More than 17 million Mexicans were the victims of the approximately 22 million common crimes, such as muggings, burglaries, extortion, auto theft, fraud and battery, committed in the country in 2010, the National Institute of Statistics and Geography, or INEGI, said.

The figures come from the National Survey on Victimization and Perceptions of Public Safety, or Envipe, which was conducted from March 14 to April 22 with the support of the United Nations Office on Drugs and Crime, the INEGI said.

Crime cost Mexico about 210.8 billion pesos (some $16 billion), or about 1.53 percent of the gross domestic product (GDP), last year.

The survey did not take into account the cost of serious crimes, such as homicides, organized crime, drug trafficking, firearms violations and people trafficking, because it "cannot be determined from a survey on victimization like the present," the INEGI said.

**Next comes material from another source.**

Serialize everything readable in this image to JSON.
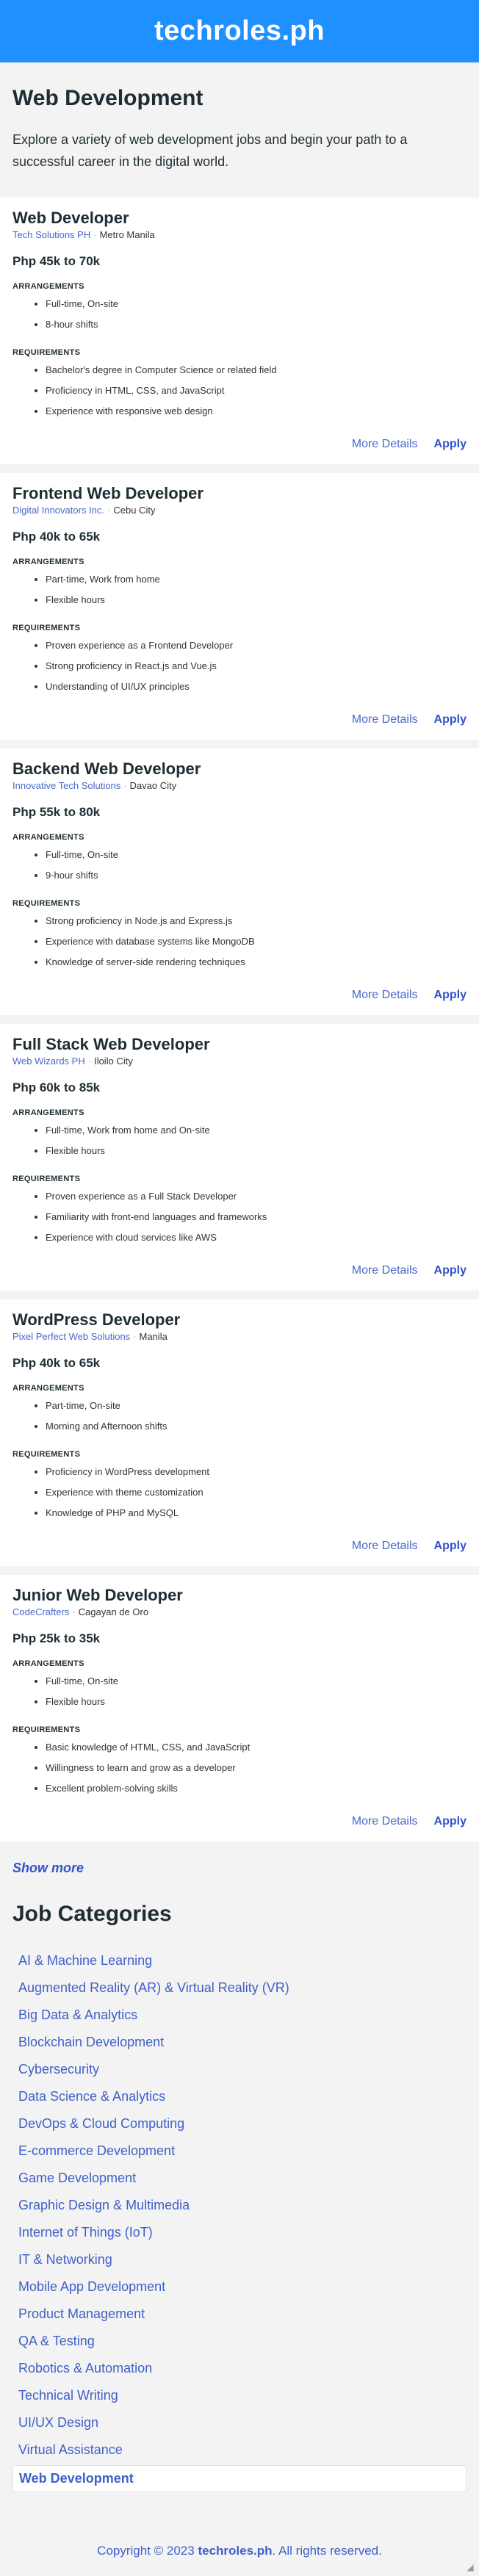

The survey examined common crimes committed in 2010 against households and people 18 and older, and its goal was to reveal social perceptions of public safety and different authorities, the institute said.

About 10.5 million households, or 36 percent of the total, were victims of some type of crime, while 23.9 percent of Mexican adults were crime victims, the INEGI said.

The most common crimes were muggings in the streets or on public transportation, accounting for 23.2 percent of the total, followed by extortion, which accounted for 23.7 percent of crimes reported.

The majority of common crimes were committed in Aguascalientes, Sonora, the Federal District, Quintana Roo, Chihuahua, Yucatan and Mexico state, which surrounds the Federal District and forms part of the Mexico City metropolitan area, the survey indicated.

The survey found that the perception that there was crime at the state level soared from 54.2 percent in 2005 to 69.5 percent in 2010, while it surged from 40 percent in 2005 to 60.1 percent last year at the municipal level.

Respondents gave the highest rating - "very effective" - to the marines and the army, while the Federal Police was rated "slightly effective."

Judges, prosecutors, judicial police and transit police were rated "not very effective" by respondents, the INEGI said.

A total of 79,179 households were surveyed, covering the municipal, state and national levels, the institute said.